Post from March 14, 2018, filed under .

HTML, CSS, and Dependency Direction

Adam Wathan wrote one of the most interesting web development articles I’ve read in the last few months: CSS Utility Classes and “Separation of Concerns.” At least until “Phase 3” there’s much to learn about current web development…

Post from February 14, 2018, filed under .

How Declaration Repetition Developed over Time, a Statistically Insignificant Sample

We know that there’s excessive declaration repetition in the Web’s style sheets, that each declaration is on average repeated 2–3 times, often needlessly. We know that this repetition is a little less bad on tech sites…

Post from February 7, 2018, filed under .

The Compact Guide to Web Maintainability: 200 Tips and Resources

The result of reviewing, normalizing, rephrasing, sorting, and testing 134 responses to a maintainability survey that yielded more than 500 data points, to form a new guide, a new and more definite guide to web maintainability.

Post from January 24, 2018, filed under .

Static Site Tricks: Social Network Propagation with IFTTT

Automation is critical for work efficiency and productivity. Everything helps.

Post from January 8, 2018, filed under .

The Two Extremes of Writing CSS, and What We Can Learn from Them

Extremes can be useful. In practice they help get the maximum out of a given approach, and in theory they can show what we’re headed to. Compare two ways of writing CSS—like Tachyons or Atomic CSS, and 2000’s idealistic engineering.

Post from January 2, 2018, filed under .

Notification on updates: RSS feed (Web Development only).

If you like what you see here, consider the ebook version of all of my 2005–2015 posts on web design and development: On Web Development.

Categories

Archives

By Year

By Month

meiert.com is almost ad-free. Consider supporting my work on Patreon.

Found a mistake? Email me, jens@meiert.org.

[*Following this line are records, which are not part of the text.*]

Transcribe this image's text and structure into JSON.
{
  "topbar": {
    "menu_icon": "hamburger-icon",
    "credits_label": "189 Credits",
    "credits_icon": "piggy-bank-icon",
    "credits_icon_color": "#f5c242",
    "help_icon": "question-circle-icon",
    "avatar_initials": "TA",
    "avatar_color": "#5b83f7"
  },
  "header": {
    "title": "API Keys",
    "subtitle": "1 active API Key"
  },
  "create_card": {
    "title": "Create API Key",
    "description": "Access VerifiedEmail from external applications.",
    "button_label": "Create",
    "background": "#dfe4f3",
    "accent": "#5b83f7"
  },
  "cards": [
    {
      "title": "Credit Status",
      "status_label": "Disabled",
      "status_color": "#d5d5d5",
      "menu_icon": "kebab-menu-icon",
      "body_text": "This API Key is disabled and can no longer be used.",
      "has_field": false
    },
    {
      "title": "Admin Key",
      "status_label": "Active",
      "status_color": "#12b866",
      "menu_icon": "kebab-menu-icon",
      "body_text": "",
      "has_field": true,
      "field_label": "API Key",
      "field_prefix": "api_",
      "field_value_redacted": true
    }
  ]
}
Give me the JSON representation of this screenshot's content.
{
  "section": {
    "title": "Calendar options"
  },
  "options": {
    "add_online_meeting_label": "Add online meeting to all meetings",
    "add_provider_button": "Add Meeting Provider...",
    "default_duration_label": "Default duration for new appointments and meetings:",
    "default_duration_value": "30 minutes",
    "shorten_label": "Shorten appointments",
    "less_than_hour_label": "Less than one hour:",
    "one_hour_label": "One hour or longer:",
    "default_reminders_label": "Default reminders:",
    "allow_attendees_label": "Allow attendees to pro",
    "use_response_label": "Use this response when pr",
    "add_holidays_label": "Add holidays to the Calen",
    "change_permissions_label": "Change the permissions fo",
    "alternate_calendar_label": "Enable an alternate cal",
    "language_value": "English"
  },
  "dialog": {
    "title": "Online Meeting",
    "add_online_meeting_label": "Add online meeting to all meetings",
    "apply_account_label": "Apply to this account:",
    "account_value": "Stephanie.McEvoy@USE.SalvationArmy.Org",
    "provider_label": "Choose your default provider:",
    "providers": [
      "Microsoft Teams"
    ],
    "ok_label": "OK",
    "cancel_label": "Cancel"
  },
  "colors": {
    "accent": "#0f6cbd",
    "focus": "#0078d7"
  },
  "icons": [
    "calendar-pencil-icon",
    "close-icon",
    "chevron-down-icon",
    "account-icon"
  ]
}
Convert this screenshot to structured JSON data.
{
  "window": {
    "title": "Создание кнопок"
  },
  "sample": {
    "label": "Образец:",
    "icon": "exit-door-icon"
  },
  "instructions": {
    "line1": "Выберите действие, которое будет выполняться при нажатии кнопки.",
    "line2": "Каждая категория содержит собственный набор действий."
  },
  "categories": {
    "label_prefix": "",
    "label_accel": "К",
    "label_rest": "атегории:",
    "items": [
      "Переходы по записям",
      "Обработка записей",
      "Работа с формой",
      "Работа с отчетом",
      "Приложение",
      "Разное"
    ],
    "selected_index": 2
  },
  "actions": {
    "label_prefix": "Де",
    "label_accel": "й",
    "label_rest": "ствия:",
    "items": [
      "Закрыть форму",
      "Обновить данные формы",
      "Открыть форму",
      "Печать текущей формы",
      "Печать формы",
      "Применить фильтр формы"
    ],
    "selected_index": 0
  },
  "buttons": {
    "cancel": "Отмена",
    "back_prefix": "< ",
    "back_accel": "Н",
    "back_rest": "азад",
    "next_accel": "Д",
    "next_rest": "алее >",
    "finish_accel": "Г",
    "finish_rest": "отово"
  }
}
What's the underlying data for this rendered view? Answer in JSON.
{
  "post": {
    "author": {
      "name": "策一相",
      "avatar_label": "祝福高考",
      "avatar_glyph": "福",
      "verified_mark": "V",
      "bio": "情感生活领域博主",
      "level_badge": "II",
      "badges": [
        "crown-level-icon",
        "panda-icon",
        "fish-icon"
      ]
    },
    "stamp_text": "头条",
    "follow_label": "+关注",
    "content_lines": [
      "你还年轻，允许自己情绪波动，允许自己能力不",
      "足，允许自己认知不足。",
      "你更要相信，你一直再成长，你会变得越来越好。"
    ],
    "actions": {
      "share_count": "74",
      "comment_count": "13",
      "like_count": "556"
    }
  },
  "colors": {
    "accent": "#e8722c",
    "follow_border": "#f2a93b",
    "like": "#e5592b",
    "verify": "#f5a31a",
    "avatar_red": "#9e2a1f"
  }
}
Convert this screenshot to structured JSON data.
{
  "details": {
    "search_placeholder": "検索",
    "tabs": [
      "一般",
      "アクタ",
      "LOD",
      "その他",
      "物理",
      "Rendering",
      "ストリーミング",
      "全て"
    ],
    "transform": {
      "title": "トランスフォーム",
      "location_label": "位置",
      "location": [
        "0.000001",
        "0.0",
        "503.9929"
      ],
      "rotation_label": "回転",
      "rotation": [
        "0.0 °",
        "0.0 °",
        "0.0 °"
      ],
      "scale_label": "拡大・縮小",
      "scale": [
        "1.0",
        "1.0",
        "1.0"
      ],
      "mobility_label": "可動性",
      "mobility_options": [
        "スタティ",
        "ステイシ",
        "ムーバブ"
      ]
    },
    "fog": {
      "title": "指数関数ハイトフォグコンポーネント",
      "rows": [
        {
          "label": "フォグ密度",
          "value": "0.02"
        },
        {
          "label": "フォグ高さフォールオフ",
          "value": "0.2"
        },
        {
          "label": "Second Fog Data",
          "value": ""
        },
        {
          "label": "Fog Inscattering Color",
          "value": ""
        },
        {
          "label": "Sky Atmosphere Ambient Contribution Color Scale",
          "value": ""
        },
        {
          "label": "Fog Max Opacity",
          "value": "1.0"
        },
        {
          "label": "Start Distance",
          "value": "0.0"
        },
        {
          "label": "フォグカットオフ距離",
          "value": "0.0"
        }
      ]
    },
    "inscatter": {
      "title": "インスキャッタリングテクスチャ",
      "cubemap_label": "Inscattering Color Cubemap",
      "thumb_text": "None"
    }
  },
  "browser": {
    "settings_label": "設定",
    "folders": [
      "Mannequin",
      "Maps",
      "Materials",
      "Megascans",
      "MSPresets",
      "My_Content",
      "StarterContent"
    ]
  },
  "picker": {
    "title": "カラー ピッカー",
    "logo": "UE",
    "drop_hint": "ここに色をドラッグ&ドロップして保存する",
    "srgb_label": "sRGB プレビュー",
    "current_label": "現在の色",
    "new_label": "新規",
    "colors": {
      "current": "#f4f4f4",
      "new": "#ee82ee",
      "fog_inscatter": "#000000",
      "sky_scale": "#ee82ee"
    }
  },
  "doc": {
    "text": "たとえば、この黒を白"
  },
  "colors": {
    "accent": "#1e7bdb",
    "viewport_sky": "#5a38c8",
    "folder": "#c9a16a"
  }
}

You are here: HomeArchive → Web Development

Last update: May 22, 2019

“No one is truly ‘well off’ if they are well off while others are dying.”